EXERCISE AIM: In the records, find each line where "heart" occurs, and copy it.

--- START ---

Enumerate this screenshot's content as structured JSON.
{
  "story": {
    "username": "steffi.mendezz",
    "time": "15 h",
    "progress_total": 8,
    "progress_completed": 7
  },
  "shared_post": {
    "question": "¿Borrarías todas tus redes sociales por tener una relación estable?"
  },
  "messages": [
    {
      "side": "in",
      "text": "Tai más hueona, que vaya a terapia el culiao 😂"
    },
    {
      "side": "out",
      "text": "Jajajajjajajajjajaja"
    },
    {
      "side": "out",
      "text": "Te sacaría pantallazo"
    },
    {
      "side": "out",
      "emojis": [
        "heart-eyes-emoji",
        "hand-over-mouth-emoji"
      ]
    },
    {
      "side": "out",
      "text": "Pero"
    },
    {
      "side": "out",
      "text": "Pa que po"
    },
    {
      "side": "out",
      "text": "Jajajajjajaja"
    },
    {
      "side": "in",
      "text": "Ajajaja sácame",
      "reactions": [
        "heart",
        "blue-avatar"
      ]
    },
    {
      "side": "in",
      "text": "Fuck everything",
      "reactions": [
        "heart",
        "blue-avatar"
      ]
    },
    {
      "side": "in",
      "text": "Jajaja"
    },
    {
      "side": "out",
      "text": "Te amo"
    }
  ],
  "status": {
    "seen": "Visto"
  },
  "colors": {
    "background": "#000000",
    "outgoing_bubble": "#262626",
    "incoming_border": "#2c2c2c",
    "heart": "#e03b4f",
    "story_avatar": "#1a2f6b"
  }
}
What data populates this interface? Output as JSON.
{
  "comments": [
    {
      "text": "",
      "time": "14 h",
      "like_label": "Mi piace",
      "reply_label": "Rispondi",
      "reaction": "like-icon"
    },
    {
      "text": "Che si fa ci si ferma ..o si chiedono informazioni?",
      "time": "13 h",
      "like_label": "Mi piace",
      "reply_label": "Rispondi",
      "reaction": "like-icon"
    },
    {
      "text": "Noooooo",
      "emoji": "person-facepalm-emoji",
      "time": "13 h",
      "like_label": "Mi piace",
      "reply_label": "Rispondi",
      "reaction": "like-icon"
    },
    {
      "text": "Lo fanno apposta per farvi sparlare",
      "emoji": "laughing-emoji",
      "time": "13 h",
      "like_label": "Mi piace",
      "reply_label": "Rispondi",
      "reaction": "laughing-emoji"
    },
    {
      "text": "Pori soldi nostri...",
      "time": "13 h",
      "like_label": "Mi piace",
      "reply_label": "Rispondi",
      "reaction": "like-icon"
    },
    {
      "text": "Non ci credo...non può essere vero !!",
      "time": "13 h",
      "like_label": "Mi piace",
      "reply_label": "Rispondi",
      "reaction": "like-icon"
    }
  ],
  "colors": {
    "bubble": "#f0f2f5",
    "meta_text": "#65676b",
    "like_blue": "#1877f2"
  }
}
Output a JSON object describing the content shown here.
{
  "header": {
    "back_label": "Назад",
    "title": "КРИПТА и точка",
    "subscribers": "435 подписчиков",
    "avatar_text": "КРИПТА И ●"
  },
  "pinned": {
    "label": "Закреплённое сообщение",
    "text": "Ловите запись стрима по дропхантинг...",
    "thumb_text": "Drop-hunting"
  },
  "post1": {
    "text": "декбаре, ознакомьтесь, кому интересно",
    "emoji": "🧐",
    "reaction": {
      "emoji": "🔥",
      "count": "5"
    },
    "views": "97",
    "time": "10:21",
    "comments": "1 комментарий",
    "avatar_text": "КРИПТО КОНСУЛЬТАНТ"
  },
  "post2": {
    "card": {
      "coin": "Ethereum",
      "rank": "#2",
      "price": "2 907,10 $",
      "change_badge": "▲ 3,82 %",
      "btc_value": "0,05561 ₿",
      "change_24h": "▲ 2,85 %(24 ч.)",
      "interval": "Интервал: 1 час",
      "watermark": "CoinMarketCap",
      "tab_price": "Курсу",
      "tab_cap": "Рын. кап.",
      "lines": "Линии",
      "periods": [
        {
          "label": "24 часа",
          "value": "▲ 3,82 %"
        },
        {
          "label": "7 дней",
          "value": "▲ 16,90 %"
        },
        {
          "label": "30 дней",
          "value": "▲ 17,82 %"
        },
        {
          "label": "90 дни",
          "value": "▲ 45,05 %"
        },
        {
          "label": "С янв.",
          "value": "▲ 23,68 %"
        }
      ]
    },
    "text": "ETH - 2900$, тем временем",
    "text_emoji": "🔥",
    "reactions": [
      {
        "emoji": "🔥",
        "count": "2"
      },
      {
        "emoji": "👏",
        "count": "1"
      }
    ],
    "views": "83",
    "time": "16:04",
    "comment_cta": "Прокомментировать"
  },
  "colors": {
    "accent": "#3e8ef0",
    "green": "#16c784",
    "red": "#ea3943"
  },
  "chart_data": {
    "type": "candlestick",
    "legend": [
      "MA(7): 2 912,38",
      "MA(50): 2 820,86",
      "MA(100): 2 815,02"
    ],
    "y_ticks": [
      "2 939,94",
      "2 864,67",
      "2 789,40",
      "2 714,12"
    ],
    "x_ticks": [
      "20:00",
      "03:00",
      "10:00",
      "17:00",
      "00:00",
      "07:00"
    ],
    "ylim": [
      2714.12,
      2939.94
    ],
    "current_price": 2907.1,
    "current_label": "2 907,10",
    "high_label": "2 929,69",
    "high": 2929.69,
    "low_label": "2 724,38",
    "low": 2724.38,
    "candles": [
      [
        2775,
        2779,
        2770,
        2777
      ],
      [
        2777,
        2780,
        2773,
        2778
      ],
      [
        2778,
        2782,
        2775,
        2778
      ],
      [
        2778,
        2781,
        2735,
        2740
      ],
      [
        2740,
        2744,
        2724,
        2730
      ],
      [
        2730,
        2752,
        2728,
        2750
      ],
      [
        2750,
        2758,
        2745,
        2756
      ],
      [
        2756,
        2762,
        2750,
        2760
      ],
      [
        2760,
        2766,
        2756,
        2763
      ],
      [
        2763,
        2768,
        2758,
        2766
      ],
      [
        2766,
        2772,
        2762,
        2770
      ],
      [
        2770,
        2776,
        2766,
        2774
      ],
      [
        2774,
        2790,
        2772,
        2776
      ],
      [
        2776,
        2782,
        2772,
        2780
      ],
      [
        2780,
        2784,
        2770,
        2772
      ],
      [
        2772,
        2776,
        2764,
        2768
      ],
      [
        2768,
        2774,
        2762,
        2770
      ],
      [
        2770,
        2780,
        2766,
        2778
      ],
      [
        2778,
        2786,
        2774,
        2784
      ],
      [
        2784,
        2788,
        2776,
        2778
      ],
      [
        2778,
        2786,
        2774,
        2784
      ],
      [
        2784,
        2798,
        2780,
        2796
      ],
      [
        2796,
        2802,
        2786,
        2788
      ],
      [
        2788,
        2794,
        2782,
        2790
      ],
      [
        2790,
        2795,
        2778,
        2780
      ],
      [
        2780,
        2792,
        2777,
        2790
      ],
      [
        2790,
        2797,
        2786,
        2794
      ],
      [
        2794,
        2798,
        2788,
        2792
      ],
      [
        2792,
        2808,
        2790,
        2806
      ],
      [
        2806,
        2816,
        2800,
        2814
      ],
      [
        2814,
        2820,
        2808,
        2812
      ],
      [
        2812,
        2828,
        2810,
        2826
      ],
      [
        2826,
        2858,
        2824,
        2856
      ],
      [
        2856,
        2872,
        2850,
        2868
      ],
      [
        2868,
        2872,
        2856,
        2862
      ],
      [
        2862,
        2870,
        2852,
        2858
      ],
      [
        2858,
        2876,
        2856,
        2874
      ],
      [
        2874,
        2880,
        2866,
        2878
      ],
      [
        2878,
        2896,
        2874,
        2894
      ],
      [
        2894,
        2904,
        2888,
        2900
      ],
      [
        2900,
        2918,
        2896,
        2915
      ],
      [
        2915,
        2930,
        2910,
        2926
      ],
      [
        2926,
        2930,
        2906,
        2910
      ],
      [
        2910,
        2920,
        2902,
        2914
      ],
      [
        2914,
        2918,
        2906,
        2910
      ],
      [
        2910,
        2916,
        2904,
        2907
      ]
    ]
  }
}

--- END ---

EXERCISE RESPONSE:
        "heart-eyes-emoji",
        "heart",
        "heart",
    "heart": "#e03b4f",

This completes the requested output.